Show simple item record

dc.contributor.authorIdris, Iffat
dc.coverage.spatialKenyaen
dc.coverage.spatialMozambiqueen
dc.date.accessioned2020-11-04T09:15:39Z
dc.date.available2020-11-04T09:15:39Z
dc.date.issued2020-10-19
dc.identifier.citationIdris, I. (2020). Gender and countering violent extremism in the Kenya-Mozambique region. K4D Helpdesk Report 892. Brighton, UK: Institute of Development Studies.en
dc.identifier.urihttps://opendocs.ids.ac.uk/opendocs/handle/20.500.12413/15753
dc.description.abstractThis summary synthesises evidence on the diverse roles that women/girls can play in the context of violent extremism and the contributions that women/girls can make in countering violent extremism in Kenya and Mozambique by drawing on a mixture of academic and grey literature. This report covers three main themes: the role of women in violent extremism and in CVE (drawing on global evidence); Kenyan women’s involvement in Al-Shabaab and approaches to CVE and gender in that country; and recommendations/guidance for gender and CVE programming. Previous recommendations on gender and CVE programming highlight three aspects: the need to carry out gendered analysis of violent extremism, to understand drivers and roles of women in relation to VE; the need to mainstream gender into all CVE activities; and the need to ensure participation of women and women’s organizations. In 2019 the Global Counterterrorism Forum issued an update on its 2015 good practices on women and CVE particularly on Mainstream gender in CVE including promoting policy coherence with women, peace and security (WPS) frameworks; Develop a gender-sensitive approach to the handling of former combatants (and their families) and Design and support gender-responsive reintegration and rehabilitation processes and measures. With regard to areas for further research, the complete dearth of information on women and violent extremism in Mozambique and the Mozambique-Tanzania cross-border region clearly points to the need for research on these. More research is also needed to fill the ‘gaps’ in the evidence base on women and violent extremism in Kenya, notably the respective situations of female non-combatant, combatant and former combatant returnees.en
dc.description.sponsorshipFCDO (Foreign, Commonwealth and Development Office)en
dc.language.isoenen
dc.publisherInstitute of Development Studiesen
dc.relation.ispartofseriesK4D Helpdesk Report;892
dc.rights.urihttps://www.nationalarchives.gov.uk/doc/open-government-licence/version/3/en
dc.subjectGenderen
dc.subjectRightsen
dc.subjectSecurity and Conflicten
dc.titleGender and countering violent extremism (CVE) in the Kenya- Mozambique regionen
dc.typeHelpdesken
dc.rights.holder© Crown copyright 2020en
rioxxterms.funderDefault funderen
rioxxterms.funderDepartment for International Development, UK Governmenten
rioxxterms.identifier.projectDefault projecten
rioxxterms.identifier.projectK4Den
rioxxterms.versionVoRen
rioxxterms.funder.projectd218e59e-c0fb-4cb3-8a07-92a57da72cd1en
rioxxterms.funder.project238a9fa4-fe4a-4380-996b-995f33607ba0en
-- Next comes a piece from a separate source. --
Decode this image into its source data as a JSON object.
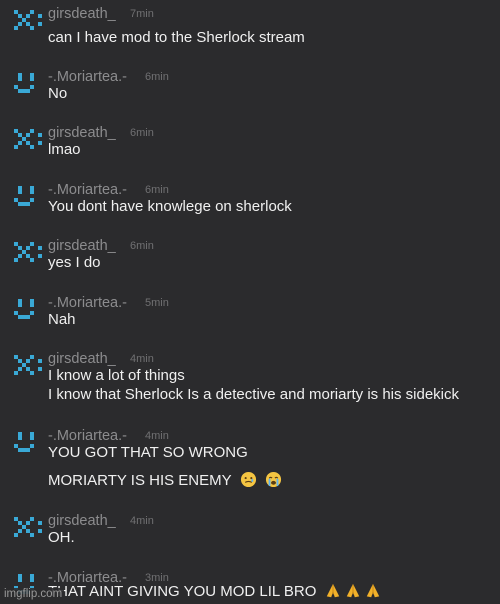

Files in this item

Thumbnail

This item appears in the following Collection(s)

  • K4D [687]
    K4D supports learning and the use of evidence to improve the impact of development policy and programmes. The programme is designed to assist the Foreign, Commonwealth and Development Office (FCDO) and other partners to be innovative and responsive to rapidly changing and complex development challenges.

Show simple item record